## Task description
Which lines below include "icon"? Copy them all.

(Record extracts)

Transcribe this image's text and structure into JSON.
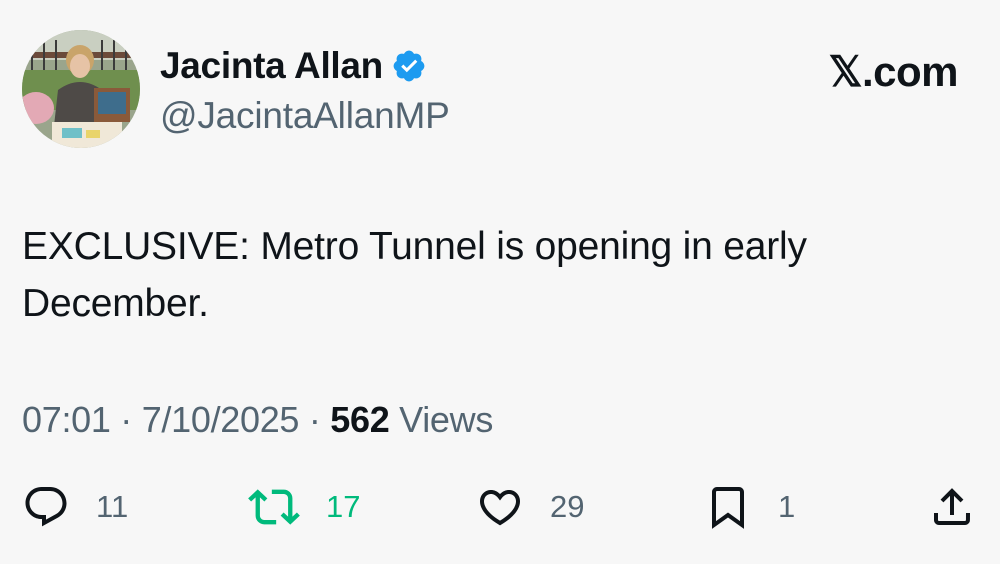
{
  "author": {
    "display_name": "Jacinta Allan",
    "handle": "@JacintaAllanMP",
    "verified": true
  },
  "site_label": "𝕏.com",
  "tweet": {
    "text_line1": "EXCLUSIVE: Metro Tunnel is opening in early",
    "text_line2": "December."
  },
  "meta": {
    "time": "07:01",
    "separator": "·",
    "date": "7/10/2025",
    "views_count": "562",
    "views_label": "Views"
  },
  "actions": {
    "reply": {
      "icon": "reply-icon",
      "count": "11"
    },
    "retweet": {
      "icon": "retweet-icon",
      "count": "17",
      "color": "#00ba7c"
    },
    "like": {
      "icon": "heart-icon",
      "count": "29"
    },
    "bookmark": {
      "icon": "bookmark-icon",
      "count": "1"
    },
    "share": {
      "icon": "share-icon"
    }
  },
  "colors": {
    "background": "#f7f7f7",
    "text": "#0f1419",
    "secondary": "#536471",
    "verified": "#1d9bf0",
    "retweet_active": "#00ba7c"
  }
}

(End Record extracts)
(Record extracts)

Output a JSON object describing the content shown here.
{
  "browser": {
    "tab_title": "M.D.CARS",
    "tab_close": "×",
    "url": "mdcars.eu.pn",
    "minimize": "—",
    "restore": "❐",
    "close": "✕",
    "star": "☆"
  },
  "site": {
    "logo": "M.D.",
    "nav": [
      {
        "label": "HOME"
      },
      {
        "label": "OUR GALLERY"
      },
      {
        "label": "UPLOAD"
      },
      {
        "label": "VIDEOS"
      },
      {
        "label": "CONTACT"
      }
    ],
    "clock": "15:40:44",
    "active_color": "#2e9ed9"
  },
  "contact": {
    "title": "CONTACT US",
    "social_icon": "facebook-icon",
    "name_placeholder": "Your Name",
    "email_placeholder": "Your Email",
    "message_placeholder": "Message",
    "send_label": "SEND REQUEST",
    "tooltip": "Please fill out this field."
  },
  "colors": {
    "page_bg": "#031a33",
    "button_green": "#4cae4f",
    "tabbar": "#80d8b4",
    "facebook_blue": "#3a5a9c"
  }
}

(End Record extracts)

## Exercise result
      "icon": "reply-icon",
      "icon": "retweet-icon",
      "icon": "heart-icon",
      "icon": "bookmark-icon",
      "icon": "share-icon"
    "social_icon": "facebook-icon",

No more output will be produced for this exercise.